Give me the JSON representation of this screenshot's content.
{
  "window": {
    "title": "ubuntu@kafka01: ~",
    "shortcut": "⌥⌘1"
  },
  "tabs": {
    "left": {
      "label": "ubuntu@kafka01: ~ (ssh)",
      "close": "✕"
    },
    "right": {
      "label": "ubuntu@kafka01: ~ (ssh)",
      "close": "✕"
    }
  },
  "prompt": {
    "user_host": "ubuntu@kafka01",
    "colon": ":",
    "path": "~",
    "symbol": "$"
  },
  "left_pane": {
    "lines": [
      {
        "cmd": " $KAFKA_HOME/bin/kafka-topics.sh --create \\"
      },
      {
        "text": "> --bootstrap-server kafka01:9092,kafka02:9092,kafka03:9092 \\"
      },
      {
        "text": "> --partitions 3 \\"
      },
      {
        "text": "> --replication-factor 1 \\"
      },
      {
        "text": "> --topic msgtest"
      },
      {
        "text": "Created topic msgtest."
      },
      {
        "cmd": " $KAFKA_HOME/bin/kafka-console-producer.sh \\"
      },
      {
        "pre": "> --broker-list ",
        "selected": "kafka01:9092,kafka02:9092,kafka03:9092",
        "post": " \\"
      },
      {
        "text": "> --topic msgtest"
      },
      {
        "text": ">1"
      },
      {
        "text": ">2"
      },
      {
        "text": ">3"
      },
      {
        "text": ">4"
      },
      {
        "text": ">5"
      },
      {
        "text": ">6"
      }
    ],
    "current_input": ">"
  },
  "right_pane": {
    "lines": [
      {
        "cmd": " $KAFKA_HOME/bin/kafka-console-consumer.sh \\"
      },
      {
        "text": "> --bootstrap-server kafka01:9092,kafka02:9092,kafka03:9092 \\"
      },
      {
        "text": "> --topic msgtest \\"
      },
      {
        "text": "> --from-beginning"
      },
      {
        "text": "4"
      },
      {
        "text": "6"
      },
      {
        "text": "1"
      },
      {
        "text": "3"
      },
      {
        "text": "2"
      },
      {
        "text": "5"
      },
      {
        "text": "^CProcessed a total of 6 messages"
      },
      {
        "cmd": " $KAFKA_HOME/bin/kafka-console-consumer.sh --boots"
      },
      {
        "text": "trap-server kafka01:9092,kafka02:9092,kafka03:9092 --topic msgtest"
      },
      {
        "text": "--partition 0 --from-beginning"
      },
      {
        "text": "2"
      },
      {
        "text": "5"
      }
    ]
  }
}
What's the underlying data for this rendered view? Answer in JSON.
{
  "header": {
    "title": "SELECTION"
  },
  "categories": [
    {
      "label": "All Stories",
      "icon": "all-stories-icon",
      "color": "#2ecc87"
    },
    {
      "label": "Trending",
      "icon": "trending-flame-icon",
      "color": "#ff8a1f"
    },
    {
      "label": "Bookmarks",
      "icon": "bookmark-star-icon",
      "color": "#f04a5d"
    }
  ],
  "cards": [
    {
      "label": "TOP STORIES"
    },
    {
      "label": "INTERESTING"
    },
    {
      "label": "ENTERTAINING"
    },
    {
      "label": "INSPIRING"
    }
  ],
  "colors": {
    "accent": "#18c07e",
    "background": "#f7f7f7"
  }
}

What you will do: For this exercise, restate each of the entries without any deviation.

Result of this task:
Give me the JSON representation of this screenshot's content.
{
  "window": {
    "title": "ubuntu@kafka01: ~",
    "shortcut": "⌥⌘1"
  },
  "tabs": {
    "left": {
      "label": "ubuntu@kafka01: ~ (ssh)",
      "close": "✕"
    },
    "right": {
      "label": "ubuntu@kafka01: ~ (ssh)",
      "close": "✕"
    }
  },
  "prompt": {
    "user_host": "ubuntu@kafka01",
    "colon": ":",
    "path": "~",
    "symbol": "$"
  },
  "left_pane": {
    "lines": [
      {
        "cmd": " $KAFKA_HOME/bin/kafka-topics.sh --create \\"
      },
      {
        "text": "> --bootstrap-server kafka01:9092,kafka02:9092,kafka03:9092 \\"
      },
      {
        "text": "> --partitions 3 \\"
      },
      {
        "text": "> --replication-factor 1 \\"
      },
      {
        "text": "> --topic msgtest"
      },
      {
        "text": "Created topic msgtest."
      },
      {
        "cmd": " $KAFKA_HOME/bin/kafka-console-producer.sh \\"
      },
      {
        "pre": "> --broker-list ",
        "selected": "kafka01:9092,kafka02:9092,kafka03:9092",
        "post": " \\"
      },
      {
        "text": "> --topic msgtest"
      },
      {
        "text": ">1"
      },
      {
        "text": ">2"
      },
      {
        "text": ">3"
      },
      {
        "text": ">4"
      },
      {
        "text": ">5"
      },
      {
        "text": ">6"
      }
    ],
    "current_input": ">"
  },
  "right_pane": {
    "lines": [
      {
        "cmd": " $KAFKA_HOME/bin/kafka-console-consumer.sh \\"
      },
      {
        "text": "> --bootstrap-server kafka01:9092,kafka02:9092,kafka03:9092 \\"
      },
      {
        "text": "> --topic msgtest \\"
      },
      {
        "text": "> --from-beginning"
      },
      {
        "text": "4"
      },
      {
        "text": "6"
      },
      {
        "text": "1"
      },
      {
        "text": "3"
      },
      {
        "text": "2"
      },
      {
        "text": "5"
      },
      {
        "text": "^CProcessed a total of 6 messages"
      },
      {
        "cmd": " $KAFKA_HOME/bin/kafka-console-consumer.sh --boots"
      },
      {
        "text": "trap-server kafka01:9092,kafka02:9092,kafka03:9092 --topic msgtest"
      },
      {
        "text": "--partition 0 --from-beginning"
      },
      {
        "text": "2"
      },
      {
        "text": "5"
      }
    ]
  }
}
What's the underlying data for this rendered view? Answer in JSON.
{
  "header": {
    "title": "SELECTION"
  },
  "categories": [
    {
      "label": "All Stories",
      "icon": "all-stories-icon",
      "color": "#2ecc87"
    },
    {
      "label": "Trending",
      "icon": "trending-flame-icon",
      "color": "#ff8a1f"
    },
    {
      "label": "Bookmarks",
      "icon": "bookmark-star-icon",
      "color": "#f04a5d"
    }
  ],
  "cards": [
    {
      "label": "TOP STORIES"
    },
    {
      "label": "INTERESTING"
    },
    {
      "label": "ENTERTAINING"
    },
    {
      "label": "INSPIRING"
    }
  ],
  "colors": {
    "accent": "#18c07e",
    "background": "#f7f7f7"
  }
}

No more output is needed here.